7. Cool! thanks for the post… would be interesting to see how many new poor voters voted this time in comparison with the previous election… is it true that in this election many new poor voters decided to vote? I guess that's a hard number to estimate though.. would it be possible to estimate that number? With these kind of estimates we would be able to test the hypothesis that the electoral pool has changed and that Obama is far more popular than any other recent president (in terms of bringing more masses to the picture)…

8. Could race be a confounding variable here? It would be interesting to see how poor whites voted compared to how poor blacks did.

9. Good work! It's great to see you doing election analysis again.

Any chance you could shade by either probability that Obama was ahead in each of the categories, or by estimated margin?

The math wouldn't be too hard, though maybe, the graphics might be.

If not, even a spreadsheet of results and regression standard errors would be fun.

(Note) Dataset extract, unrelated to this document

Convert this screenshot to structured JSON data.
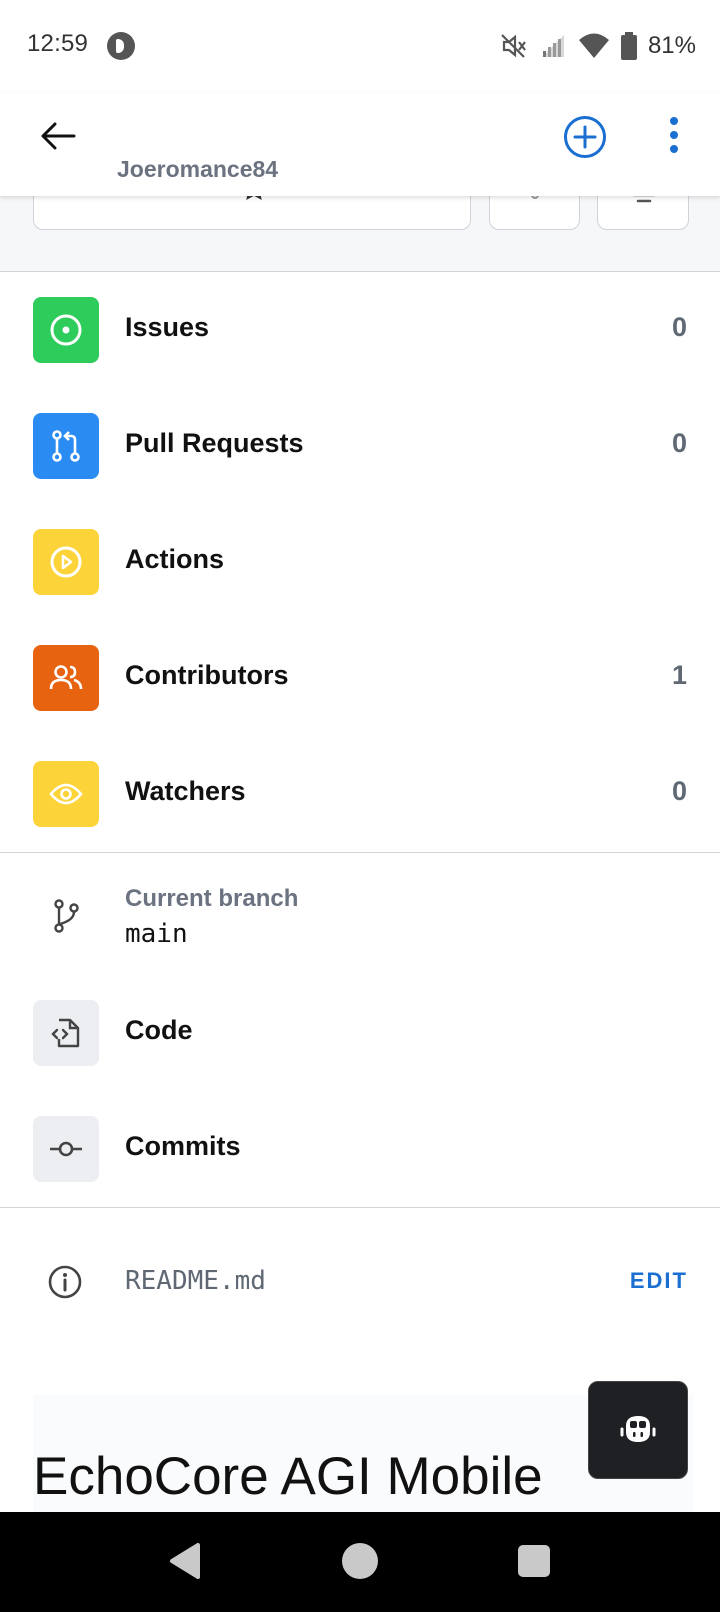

10. OI think you might find that the people that emigrated to NM from the East have a higher proportion of Blue State population than AZ has gotten. Just a guess based on the few people I know that moved to the southwest. NM is a lot more attractive to the liberal leaning people I have known for several disparate reasons.

11. New Mexico is potentially explained by the overwhelming number of Hispanics in the "wealthy" categories, coupled with the unusually high percentage of Hispanics in the voting population as a whole. I suspect if you cross-correlate for racial factors as well as income, New Mexico becomes much more reasonable.

Also, what was the sample size for NM? It may just be noise.

12. I'd be interested to see the data adjusted for some cost-of-living index. A household earning \$150K in Mississippi is in a different social category than a household earning \$150K in California or New York.

And, yeah, I'd be interested in the electoral count among the affluent. I can't tell who would win.

13. I'd really like to see cost-of-living adjustments as well. I live in fort lauderdale, fl the worst major city in America if you compare average income to cost-of-living.

14. Andrew,
Thanks for the interesting data. I know there are some kinks in it and some relativism that still needs to be worked through, but I was hoping that you can (whenever you are satisfied with your modeling) provide the type of detail for all states that you showed for Kansas above.

Something on the order of:

State, Tier 1, Tier 2, Tier 3, Tier 4, Tier 5
Kansas, 37%, 45%, 49%, 54%, 57%
(pct) (30%), (20%), (20%), (25%), (5%)

With the bottom (pct) representing the % of the population represented in each income category.

Final note to those who asked: mid-income voters, had their votes been the only ones counted in '08, would have still elected Obama with 290 electoral votes. Rich voters would have elected McCain, 311-227.